━━ Data

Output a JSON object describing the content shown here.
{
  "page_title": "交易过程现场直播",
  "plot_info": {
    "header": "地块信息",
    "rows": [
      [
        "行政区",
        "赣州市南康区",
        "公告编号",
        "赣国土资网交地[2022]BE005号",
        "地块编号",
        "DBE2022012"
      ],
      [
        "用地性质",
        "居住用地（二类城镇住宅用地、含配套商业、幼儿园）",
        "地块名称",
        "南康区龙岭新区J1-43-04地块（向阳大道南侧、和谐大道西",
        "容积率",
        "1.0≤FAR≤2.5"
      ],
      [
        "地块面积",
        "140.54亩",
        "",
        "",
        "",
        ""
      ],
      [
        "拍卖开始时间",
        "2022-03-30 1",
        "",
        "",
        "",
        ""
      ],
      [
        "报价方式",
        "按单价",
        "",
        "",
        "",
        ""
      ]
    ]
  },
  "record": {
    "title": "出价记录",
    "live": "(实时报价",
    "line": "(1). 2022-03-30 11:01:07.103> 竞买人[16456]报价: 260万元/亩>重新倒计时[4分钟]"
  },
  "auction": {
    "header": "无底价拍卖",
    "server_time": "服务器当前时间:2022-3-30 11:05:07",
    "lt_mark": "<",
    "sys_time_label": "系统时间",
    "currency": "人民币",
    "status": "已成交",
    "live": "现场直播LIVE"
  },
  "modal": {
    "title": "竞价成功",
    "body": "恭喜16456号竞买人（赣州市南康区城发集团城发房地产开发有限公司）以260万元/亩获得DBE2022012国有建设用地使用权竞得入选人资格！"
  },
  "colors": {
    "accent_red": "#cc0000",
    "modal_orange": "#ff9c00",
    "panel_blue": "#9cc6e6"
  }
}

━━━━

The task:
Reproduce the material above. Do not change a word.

Output of the exercise:
Output a JSON object describing the content shown here.
{
  "page_title": "交易过程现场直播",
  "plot_info": {
    "header": "地块信息",
    "rows": [
      [
        "行政区",
        "赣州市南康区",
        "公告编号",
        "赣国土资网交地[2022]BE005号",
        "地块编号",
        "DBE2022012"
      ],
      [
        "用地性质",
        "居住用地（二类城镇住宅用地、含配套商业、幼儿园）",
        "地块名称",
        "南康区龙岭新区J1-43-04地块（向阳大道南侧、和谐大道西",
        "容积率",
        "1.0≤FAR≤2.5"
      ],
      [
        "地块面积",
        "140.54亩",
        "",
        "",
        "",
        ""
      ],
      [
        "拍卖开始时间",
        "2022-03-30 1",
        "",
        "",
        "",
        ""
      ],
      [
        "报价方式",
        "按单价",
        "",
        "",
        "",
        ""
      ]
    ]
  },
  "record": {
    "title": "出价记录",
    "live": "(实时报价",
    "line": "(1). 2022-03-30 11:01:07.103> 竞买人[16456]报价: 260万元/亩>重新倒计时[4分钟]"
  },
  "auction": {
    "header": "无底价拍卖",
    "server_time": "服务器当前时间:2022-3-30 11:05:07",
    "lt_mark": "<",
    "sys_time_label": "系统时间",
    "currency": "人民币",
    "status": "已成交",
    "live": "现场直播LIVE"
  },
  "modal": {
    "title": "竞价成功",
    "body": "恭喜16456号竞买人（赣州市南康区城发集团城发房地产开发有限公司）以260万元/亩获得DBE2022012国有建设用地使用权竞得入选人资格！"
  },
  "colors": {
    "accent_red": "#cc0000",
    "modal_orange": "#ff9c00",
    "panel_blue": "#9cc6e6"
  }
}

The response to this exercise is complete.